→ WORK REQUIRED
Check every line of the entries that follow, and copy the ones containing "this".

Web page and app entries
◇ ◇ ◇ ◇
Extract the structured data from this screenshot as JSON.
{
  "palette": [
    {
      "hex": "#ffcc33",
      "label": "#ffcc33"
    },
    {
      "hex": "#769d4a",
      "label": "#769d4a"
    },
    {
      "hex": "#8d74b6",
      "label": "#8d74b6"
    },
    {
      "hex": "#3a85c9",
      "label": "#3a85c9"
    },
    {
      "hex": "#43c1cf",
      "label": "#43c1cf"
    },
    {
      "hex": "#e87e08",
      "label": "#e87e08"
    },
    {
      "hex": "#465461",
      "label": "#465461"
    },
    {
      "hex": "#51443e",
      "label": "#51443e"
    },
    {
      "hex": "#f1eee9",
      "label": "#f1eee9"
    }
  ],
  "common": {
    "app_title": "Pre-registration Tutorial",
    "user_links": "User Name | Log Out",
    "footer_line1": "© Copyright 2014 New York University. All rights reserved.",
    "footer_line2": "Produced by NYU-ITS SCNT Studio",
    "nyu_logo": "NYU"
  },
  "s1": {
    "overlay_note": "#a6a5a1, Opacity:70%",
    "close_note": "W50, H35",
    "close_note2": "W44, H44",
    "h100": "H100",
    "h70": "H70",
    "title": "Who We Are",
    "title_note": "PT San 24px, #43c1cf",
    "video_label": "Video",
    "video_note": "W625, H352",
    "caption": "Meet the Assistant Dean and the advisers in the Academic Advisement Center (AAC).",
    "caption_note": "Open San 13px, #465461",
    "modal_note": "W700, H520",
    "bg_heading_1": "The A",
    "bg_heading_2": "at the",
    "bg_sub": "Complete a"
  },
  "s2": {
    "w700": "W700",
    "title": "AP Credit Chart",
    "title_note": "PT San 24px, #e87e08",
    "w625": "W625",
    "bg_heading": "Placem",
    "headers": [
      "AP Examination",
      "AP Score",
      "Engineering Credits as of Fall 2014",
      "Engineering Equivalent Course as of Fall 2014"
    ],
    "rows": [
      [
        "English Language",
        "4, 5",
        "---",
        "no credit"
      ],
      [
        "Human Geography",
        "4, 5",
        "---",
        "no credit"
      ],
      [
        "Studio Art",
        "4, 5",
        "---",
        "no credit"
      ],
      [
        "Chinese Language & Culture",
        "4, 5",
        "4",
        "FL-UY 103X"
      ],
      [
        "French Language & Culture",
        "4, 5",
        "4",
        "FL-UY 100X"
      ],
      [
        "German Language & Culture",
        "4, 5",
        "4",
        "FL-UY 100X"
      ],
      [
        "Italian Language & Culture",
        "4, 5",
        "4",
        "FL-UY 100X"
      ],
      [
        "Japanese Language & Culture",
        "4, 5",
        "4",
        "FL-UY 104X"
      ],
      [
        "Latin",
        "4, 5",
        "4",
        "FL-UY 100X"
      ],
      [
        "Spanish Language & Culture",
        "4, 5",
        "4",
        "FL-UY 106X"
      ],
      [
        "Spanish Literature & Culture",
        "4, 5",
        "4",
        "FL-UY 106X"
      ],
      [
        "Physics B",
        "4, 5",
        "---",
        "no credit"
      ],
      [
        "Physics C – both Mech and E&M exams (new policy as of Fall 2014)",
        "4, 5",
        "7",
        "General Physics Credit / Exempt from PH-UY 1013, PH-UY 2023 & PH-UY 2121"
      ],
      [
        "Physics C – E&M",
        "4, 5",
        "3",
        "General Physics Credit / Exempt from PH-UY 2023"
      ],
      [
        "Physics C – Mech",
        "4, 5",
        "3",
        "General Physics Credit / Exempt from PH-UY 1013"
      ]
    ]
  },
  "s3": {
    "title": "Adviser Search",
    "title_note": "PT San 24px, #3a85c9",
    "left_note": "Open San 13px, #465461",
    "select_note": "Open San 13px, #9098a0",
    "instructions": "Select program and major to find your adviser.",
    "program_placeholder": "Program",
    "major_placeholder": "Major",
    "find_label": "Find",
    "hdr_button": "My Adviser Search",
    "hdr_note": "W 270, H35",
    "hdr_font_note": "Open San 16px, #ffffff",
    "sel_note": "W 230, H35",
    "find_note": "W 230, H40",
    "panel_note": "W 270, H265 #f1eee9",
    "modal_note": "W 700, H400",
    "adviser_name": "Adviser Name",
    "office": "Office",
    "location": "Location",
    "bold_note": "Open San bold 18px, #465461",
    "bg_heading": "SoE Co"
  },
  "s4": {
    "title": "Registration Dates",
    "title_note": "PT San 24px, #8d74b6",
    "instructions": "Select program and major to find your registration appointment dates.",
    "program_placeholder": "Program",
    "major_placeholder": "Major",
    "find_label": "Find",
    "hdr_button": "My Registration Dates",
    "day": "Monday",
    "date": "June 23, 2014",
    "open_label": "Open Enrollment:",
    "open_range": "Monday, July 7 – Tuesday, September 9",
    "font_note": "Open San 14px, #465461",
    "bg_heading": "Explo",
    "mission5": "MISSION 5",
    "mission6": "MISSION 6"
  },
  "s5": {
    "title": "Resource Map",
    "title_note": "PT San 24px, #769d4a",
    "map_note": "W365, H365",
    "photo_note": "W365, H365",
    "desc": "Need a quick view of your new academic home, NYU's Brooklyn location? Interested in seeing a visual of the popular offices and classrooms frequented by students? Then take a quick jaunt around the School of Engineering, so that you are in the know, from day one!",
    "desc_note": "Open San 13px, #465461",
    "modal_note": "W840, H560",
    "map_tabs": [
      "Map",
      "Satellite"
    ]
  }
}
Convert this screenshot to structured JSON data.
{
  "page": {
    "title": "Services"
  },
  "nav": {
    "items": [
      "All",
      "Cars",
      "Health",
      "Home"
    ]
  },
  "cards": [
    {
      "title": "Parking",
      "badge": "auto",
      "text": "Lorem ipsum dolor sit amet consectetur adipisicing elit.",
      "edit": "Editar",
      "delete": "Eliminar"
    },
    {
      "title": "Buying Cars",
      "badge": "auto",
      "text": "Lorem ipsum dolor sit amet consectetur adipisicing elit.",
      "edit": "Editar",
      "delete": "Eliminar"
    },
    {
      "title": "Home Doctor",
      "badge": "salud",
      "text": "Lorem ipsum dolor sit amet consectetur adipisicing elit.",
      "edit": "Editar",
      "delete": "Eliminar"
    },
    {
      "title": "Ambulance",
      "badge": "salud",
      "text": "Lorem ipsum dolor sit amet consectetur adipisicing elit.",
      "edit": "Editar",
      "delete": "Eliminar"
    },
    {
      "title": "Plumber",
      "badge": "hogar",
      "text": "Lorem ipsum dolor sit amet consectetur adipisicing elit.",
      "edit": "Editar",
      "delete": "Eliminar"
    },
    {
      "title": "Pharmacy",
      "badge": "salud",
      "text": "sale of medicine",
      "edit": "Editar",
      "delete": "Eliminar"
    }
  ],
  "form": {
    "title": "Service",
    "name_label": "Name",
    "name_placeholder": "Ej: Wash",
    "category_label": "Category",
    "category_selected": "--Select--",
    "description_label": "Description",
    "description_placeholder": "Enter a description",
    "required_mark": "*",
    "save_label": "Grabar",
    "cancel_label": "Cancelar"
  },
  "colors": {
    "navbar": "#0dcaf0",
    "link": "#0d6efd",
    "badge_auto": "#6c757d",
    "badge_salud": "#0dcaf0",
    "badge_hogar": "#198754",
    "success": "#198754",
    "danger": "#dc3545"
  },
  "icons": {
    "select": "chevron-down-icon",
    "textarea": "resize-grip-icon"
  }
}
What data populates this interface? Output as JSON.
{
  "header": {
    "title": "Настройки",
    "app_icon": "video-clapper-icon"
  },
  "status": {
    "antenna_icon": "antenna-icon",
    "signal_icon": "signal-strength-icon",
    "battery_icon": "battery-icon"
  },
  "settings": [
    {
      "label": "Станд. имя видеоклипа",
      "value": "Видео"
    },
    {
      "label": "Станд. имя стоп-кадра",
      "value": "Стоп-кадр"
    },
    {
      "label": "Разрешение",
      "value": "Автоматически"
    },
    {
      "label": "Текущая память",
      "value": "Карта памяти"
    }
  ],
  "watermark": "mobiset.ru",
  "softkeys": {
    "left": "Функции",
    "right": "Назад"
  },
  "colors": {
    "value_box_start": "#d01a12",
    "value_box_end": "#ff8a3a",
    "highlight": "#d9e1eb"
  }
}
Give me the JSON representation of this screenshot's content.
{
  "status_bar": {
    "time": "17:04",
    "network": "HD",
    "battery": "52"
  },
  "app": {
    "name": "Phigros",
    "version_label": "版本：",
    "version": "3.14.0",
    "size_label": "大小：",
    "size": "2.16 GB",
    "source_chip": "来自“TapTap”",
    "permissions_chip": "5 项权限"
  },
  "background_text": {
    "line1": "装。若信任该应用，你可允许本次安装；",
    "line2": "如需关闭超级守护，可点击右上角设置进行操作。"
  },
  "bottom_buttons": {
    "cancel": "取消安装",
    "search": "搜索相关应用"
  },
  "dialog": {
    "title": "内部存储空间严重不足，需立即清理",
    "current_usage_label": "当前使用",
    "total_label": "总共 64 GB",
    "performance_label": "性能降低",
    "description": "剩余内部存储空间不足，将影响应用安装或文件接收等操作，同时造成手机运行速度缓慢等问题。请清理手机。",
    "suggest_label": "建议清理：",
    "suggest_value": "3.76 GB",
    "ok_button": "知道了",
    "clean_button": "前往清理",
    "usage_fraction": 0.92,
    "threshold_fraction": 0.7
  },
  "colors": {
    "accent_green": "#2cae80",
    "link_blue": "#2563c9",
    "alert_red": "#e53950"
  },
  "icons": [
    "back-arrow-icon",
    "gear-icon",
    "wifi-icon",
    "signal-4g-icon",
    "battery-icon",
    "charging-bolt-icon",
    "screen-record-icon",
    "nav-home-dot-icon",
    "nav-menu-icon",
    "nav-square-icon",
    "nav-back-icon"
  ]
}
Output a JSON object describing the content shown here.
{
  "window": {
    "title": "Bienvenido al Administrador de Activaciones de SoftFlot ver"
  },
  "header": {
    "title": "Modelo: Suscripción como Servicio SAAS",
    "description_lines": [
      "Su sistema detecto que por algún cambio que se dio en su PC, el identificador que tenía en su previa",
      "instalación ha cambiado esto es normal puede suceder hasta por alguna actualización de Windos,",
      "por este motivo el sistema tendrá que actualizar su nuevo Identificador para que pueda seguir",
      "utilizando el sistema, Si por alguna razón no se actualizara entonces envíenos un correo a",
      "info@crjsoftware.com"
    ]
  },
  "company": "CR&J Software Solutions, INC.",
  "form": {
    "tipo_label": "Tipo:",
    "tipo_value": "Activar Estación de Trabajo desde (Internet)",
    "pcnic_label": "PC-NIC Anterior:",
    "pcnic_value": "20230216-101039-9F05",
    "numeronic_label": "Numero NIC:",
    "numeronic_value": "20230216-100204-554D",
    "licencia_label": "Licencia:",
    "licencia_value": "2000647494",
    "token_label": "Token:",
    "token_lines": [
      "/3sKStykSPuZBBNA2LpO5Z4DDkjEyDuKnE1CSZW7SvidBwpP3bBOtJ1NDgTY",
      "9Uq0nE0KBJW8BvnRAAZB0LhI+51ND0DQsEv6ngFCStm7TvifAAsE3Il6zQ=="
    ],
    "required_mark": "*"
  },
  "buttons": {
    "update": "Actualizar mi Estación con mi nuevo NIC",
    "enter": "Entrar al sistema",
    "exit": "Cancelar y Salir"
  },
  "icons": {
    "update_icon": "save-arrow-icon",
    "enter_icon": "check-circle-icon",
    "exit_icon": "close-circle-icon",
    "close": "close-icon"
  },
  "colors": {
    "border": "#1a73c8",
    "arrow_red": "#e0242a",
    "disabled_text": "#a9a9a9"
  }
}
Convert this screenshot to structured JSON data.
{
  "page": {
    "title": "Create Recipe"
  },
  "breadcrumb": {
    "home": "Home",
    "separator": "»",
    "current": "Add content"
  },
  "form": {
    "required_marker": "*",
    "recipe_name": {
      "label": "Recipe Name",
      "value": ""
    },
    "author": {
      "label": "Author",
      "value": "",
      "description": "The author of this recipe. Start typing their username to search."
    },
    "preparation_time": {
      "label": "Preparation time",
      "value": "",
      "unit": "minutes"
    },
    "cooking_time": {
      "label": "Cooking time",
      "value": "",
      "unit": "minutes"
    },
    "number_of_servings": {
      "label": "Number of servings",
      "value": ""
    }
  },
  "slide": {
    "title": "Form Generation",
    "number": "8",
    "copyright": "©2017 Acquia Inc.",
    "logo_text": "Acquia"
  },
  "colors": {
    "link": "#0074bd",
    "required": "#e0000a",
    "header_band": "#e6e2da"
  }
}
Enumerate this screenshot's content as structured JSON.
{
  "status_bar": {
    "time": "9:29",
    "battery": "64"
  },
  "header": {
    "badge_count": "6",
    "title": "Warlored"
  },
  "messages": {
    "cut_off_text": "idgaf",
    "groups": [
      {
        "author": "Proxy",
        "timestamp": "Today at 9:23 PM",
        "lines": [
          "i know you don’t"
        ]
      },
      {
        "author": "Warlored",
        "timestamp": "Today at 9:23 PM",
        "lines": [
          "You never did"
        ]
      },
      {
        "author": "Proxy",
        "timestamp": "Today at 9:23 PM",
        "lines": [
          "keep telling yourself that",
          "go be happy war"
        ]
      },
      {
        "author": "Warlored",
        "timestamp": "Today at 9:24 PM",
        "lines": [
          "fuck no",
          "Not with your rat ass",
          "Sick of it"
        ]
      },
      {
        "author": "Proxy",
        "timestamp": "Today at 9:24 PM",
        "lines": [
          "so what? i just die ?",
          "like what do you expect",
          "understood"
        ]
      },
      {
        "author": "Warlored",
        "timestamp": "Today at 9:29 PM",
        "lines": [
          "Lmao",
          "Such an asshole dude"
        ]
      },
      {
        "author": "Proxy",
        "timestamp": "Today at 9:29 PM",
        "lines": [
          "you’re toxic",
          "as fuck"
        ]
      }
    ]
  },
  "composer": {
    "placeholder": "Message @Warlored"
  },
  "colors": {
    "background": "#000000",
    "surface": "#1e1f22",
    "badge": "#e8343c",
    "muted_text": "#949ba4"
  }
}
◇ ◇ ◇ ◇
→ WRITTEN RESPONSE
Extract the structured data from this screenshot as JSON.
Convert this screenshot to structured JSON data.
What data populates this interface? Output as JSON.
Give me the JSON representation of this screenshot's content.
Convert this screenshot to structured JSON data.
      "description": "The author of this recipe. Start typing their username to search."
Enumerate this screenshot's content as structured JSON.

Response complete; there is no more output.